Although it may seem mind-boggling on paper, as a spectator it’s not hard to work out a vague narrative concerning Lucha, Orlando and Jameson. Apprentice to Orlando and Sarita, a husband-wife team of puppeteers, Lucha meets Jameson in a car accident. Eventually the two fall in love and settle down, but his work on a brainwave transmitter threatens to ruin their relationship. In time, Lucha is reunited with Orlando, whom she comforts after the death of Sarita.
Real life and performance mingle by chance, to transcendent effect. When Orlando sings a melancholy mariachi farewell to Sarita, she is painted like a Día de los Muertos (Day of the Dead) ghost, dancing among the gravestones at Evergreen Cemetery in Boyle Heights. At a preview, as the lyric “At least we have each other” rises up, we happen to pass a real-life family picnicking near a grave. Later, Lucha sings her quinceañera song lamenting the fact that she must leave childhood behind and become a woman. Quinceañera is a Hispanic tradition of celebrating a young girl’s coming of age – her 15th birthday. We’re stopped long enough at a traffic light to see some tired middle-aged women emerge from a carnicería (butcher’s shop), children and groceries in tow.

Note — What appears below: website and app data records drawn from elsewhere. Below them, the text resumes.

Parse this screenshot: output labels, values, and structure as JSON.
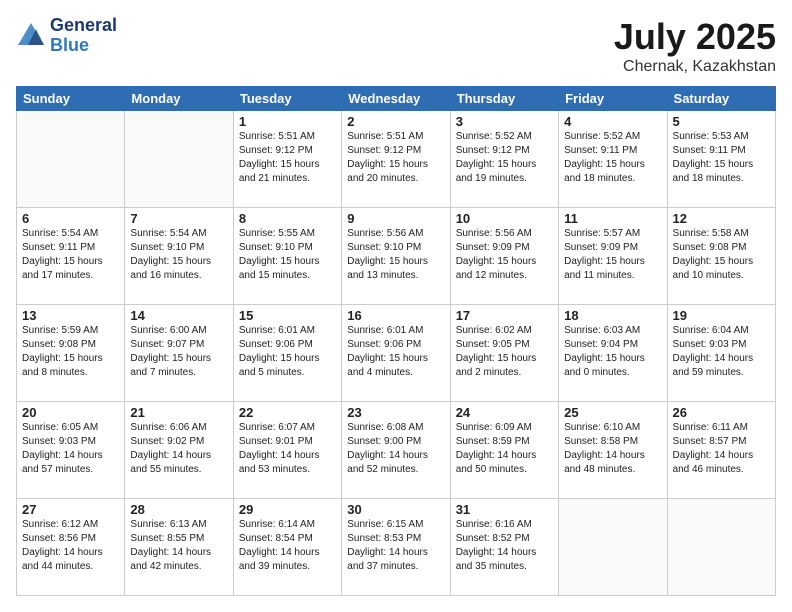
{
  "header": {
    "logo_line1": "General",
    "logo_line2": "Blue",
    "title": "July 2025",
    "subtitle": "Chernak, Kazakhstan"
  },
  "weekdays": [
    "Sunday",
    "Monday",
    "Tuesday",
    "Wednesday",
    "Thursday",
    "Friday",
    "Saturday"
  ],
  "weeks": [
    [
      {
        "day": "",
        "info": ""
      },
      {
        "day": "",
        "info": ""
      },
      {
        "day": "1",
        "info": "Sunrise: 5:51 AM\nSunset: 9:12 PM\nDaylight: 15 hours\nand 21 minutes."
      },
      {
        "day": "2",
        "info": "Sunrise: 5:51 AM\nSunset: 9:12 PM\nDaylight: 15 hours\nand 20 minutes."
      },
      {
        "day": "3",
        "info": "Sunrise: 5:52 AM\nSunset: 9:12 PM\nDaylight: 15 hours\nand 19 minutes."
      },
      {
        "day": "4",
        "info": "Sunrise: 5:52 AM\nSunset: 9:11 PM\nDaylight: 15 hours\nand 18 minutes."
      },
      {
        "day": "5",
        "info": "Sunrise: 5:53 AM\nSunset: 9:11 PM\nDaylight: 15 hours\nand 18 minutes."
      }
    ],
    [
      {
        "day": "6",
        "info": "Sunrise: 5:54 AM\nSunset: 9:11 PM\nDaylight: 15 hours\nand 17 minutes."
      },
      {
        "day": "7",
        "info": "Sunrise: 5:54 AM\nSunset: 9:10 PM\nDaylight: 15 hours\nand 16 minutes."
      },
      {
        "day": "8",
        "info": "Sunrise: 5:55 AM\nSunset: 9:10 PM\nDaylight: 15 hours\nand 15 minutes."
      },
      {
        "day": "9",
        "info": "Sunrise: 5:56 AM\nSunset: 9:10 PM\nDaylight: 15 hours\nand 13 minutes."
      },
      {
        "day": "10",
        "info": "Sunrise: 5:56 AM\nSunset: 9:09 PM\nDaylight: 15 hours\nand 12 minutes."
      },
      {
        "day": "11",
        "info": "Sunrise: 5:57 AM\nSunset: 9:09 PM\nDaylight: 15 hours\nand 11 minutes."
      },
      {
        "day": "12",
        "info": "Sunrise: 5:58 AM\nSunset: 9:08 PM\nDaylight: 15 hours\nand 10 minutes."
      }
    ],
    [
      {
        "day": "13",
        "info": "Sunrise: 5:59 AM\nSunset: 9:08 PM\nDaylight: 15 hours\nand 8 minutes."
      },
      {
        "day": "14",
        "info": "Sunrise: 6:00 AM\nSunset: 9:07 PM\nDaylight: 15 hours\nand 7 minutes."
      },
      {
        "day": "15",
        "info": "Sunrise: 6:01 AM\nSunset: 9:06 PM\nDaylight: 15 hours\nand 5 minutes."
      },
      {
        "day": "16",
        "info": "Sunrise: 6:01 AM\nSunset: 9:06 PM\nDaylight: 15 hours\nand 4 minutes."
      },
      {
        "day": "17",
        "info": "Sunrise: 6:02 AM\nSunset: 9:05 PM\nDaylight: 15 hours\nand 2 minutes."
      },
      {
        "day": "18",
        "info": "Sunrise: 6:03 AM\nSunset: 9:04 PM\nDaylight: 15 hours\nand 0 minutes."
      },
      {
        "day": "19",
        "info": "Sunrise: 6:04 AM\nSunset: 9:03 PM\nDaylight: 14 hours\nand 59 minutes."
      }
    ],
    [
      {
        "day": "20",
        "info": "Sunrise: 6:05 AM\nSunset: 9:03 PM\nDaylight: 14 hours\nand 57 minutes."
      },
      {
        "day": "21",
        "info": "Sunrise: 6:06 AM\nSunset: 9:02 PM\nDaylight: 14 hours\nand 55 minutes."
      },
      {
        "day": "22",
        "info": "Sunrise: 6:07 AM\nSunset: 9:01 PM\nDaylight: 14 hours\nand 53 minutes."
      },
      {
        "day": "23",
        "info": "Sunrise: 6:08 AM\nSunset: 9:00 PM\nDaylight: 14 hours\nand 52 minutes."
      },
      {
        "day": "24",
        "info": "Sunrise: 6:09 AM\nSunset: 8:59 PM\nDaylight: 14 hours\nand 50 minutes."
      },
      {
        "day": "25",
        "info": "Sunrise: 6:10 AM\nSunset: 8:58 PM\nDaylight: 14 hours\nand 48 minutes."
      },
      {
        "day": "26",
        "info": "Sunrise: 6:11 AM\nSunset: 8:57 PM\nDaylight: 14 hours\nand 46 minutes."
      }
    ],
    [
      {
        "day": "27",
        "info": "Sunrise: 6:12 AM\nSunset: 8:56 PM\nDaylight: 14 hours\nand 44 minutes."
      },
      {
        "day": "28",
        "info": "Sunrise: 6:13 AM\nSunset: 8:55 PM\nDaylight: 14 hours\nand 42 minutes."
      },
      {
        "day": "29",
        "info": "Sunrise: 6:14 AM\nSunset: 8:54 PM\nDaylight: 14 hours\nand 39 minutes."
      },
      {
        "day": "30",
        "info": "Sunrise: 6:15 AM\nSunset: 8:53 PM\nDaylight: 14 hours\nand 37 minutes."
      },
      {
        "day": "31",
        "info": "Sunrise: 6:16 AM\nSunset: 8:52 PM\nDaylight: 14 hours\nand 35 minutes."
      },
      {
        "day": "",
        "info": ""
      },
      {
        "day": "",
        "info": ""
      }
    ]
  ]
}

“There’s a great quote by Duchamp that says the audience completes the work, and that’s been an inspirational mantra for me and the work we do at the Industry,” says Sharon – © Guardian News & Media 2015